### TASK DESCRIPTION
Please repeat the entries exactly as they appear and omit any images.

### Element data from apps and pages
• • • • •

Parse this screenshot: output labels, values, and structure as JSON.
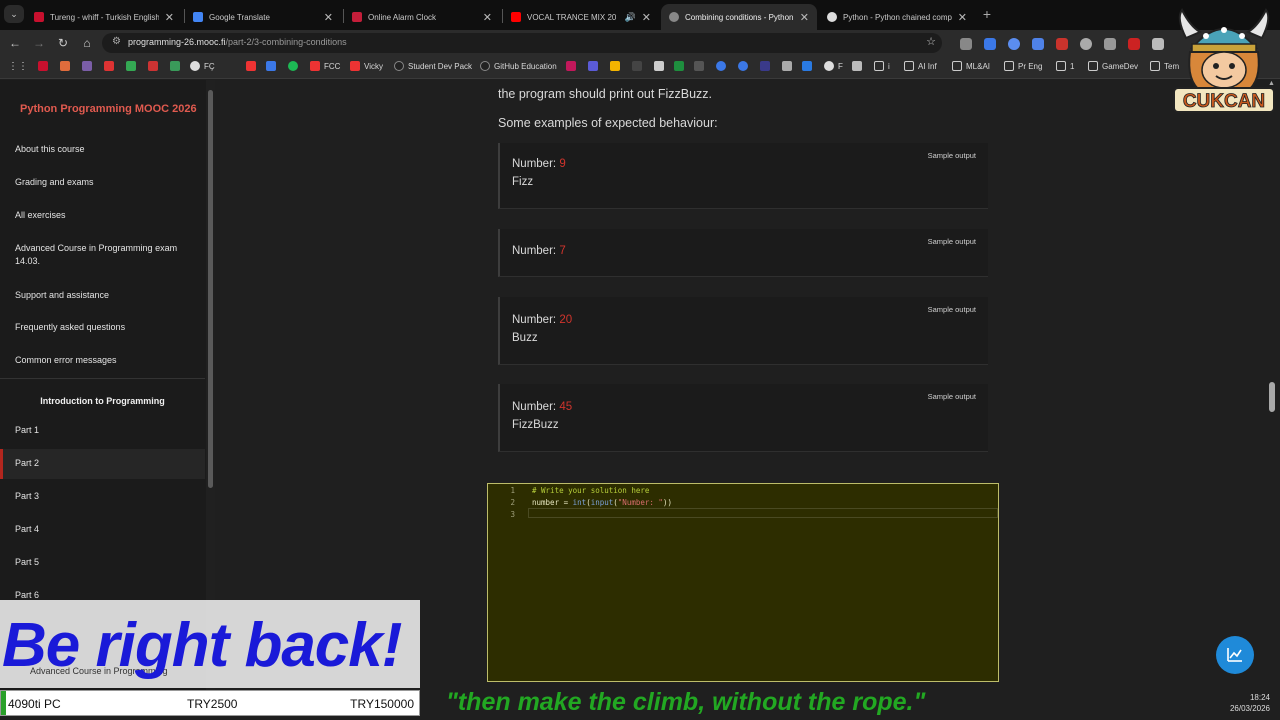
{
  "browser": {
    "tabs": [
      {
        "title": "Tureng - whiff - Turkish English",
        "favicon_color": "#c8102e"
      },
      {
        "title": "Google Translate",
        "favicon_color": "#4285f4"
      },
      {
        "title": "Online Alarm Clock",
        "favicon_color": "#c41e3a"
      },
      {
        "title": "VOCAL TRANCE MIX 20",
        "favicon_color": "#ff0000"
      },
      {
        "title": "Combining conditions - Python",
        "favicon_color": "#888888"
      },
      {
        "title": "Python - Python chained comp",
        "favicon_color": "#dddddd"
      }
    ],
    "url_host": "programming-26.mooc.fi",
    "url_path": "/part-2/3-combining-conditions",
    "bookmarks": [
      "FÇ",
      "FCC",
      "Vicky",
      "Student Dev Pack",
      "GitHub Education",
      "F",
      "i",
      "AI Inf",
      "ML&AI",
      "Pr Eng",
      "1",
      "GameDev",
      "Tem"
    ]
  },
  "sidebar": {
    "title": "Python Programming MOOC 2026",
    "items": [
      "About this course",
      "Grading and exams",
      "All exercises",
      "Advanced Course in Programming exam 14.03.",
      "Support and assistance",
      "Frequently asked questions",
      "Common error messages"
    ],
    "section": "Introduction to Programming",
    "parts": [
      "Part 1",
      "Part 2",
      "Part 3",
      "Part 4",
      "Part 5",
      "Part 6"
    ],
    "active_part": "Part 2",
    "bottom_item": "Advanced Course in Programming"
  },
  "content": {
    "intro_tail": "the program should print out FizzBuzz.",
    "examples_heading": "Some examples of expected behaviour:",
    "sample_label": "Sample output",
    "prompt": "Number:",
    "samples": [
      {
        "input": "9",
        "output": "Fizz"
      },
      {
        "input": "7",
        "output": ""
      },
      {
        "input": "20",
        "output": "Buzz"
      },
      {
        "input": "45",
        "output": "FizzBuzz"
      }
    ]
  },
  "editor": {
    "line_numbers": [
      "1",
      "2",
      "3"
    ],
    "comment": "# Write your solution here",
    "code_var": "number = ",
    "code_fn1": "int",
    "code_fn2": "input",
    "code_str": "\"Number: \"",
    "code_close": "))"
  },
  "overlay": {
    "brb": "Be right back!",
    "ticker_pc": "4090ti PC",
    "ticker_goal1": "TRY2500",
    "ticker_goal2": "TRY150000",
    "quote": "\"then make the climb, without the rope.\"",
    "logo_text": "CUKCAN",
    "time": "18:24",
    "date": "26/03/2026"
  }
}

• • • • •

### EXERCISE SOLUTION
Parse this screenshot: output labels, values, and structure as JSON.
{
  "browser": {
    "tabs": [
      {
        "title": "Tureng - whiff - Turkish English",
        "favicon_color": "#c8102e"
      },
      {
        "title": "Google Translate",
        "favicon_color": "#4285f4"
      },
      {
        "title": "Online Alarm Clock",
        "favicon_color": "#c41e3a"
      },
      {
        "title": "VOCAL TRANCE MIX 20",
        "favicon_color": "#ff0000"
      },
      {
        "title": "Combining conditions - Python",
        "favicon_color": "#888888"
      },
      {
        "title": "Python - Python chained comp",
        "favicon_color": "#dddddd"
      }
    ],
    "url_host": "programming-26.mooc.fi",
    "url_path": "/part-2/3-combining-conditions",
    "bookmarks": [
      "FÇ",
      "FCC",
      "Vicky",
      "Student Dev Pack",
      "GitHub Education",
      "F",
      "i",
      "AI Inf",
      "ML&AI",
      "Pr Eng",
      "1",
      "GameDev",
      "Tem"
    ]
  },
  "sidebar": {
    "title": "Python Programming MOOC 2026",
    "items": [
      "About this course",
      "Grading and exams",
      "All exercises",
      "Advanced Course in Programming exam 14.03.",
      "Support and assistance",
      "Frequently asked questions",
      "Common error messages"
    ],
    "section": "Introduction to Programming",
    "parts": [
      "Part 1",
      "Part 2",
      "Part 3",
      "Part 4",
      "Part 5",
      "Part 6"
    ],
    "active_part": "Part 2",
    "bottom_item": "Advanced Course in Programming"
  },
  "content": {
    "intro_tail": "the program should print out FizzBuzz.",
    "examples_heading": "Some examples of expected behaviour:",
    "sample_label": "Sample output",
    "prompt": "Number:",
    "samples": [
      {
        "input": "9",
        "output": "Fizz"
      },
      {
        "input": "7",
        "output": ""
      },
      {
        "input": "20",
        "output": "Buzz"
      },
      {
        "input": "45",
        "output": "FizzBuzz"
      }
    ]
  },
  "editor": {
    "line_numbers": [
      "1",
      "2",
      "3"
    ],
    "comment": "# Write your solution here",
    "code_var": "number = ",
    "code_fn1": "int",
    "code_fn2": "input",
    "code_str": "\"Number: \"",
    "code_close": "))"
  },
  "overlay": {
    "brb": "Be right back!",
    "ticker_pc": "4090ti PC",
    "ticker_goal1": "TRY2500",
    "ticker_goal2": "TRY150000",
    "quote": "\"then make the climb, without the rope.\"",
    "logo_text": "CUKCAN",
    "time": "18:24",
    "date": "26/03/2026"
  }
}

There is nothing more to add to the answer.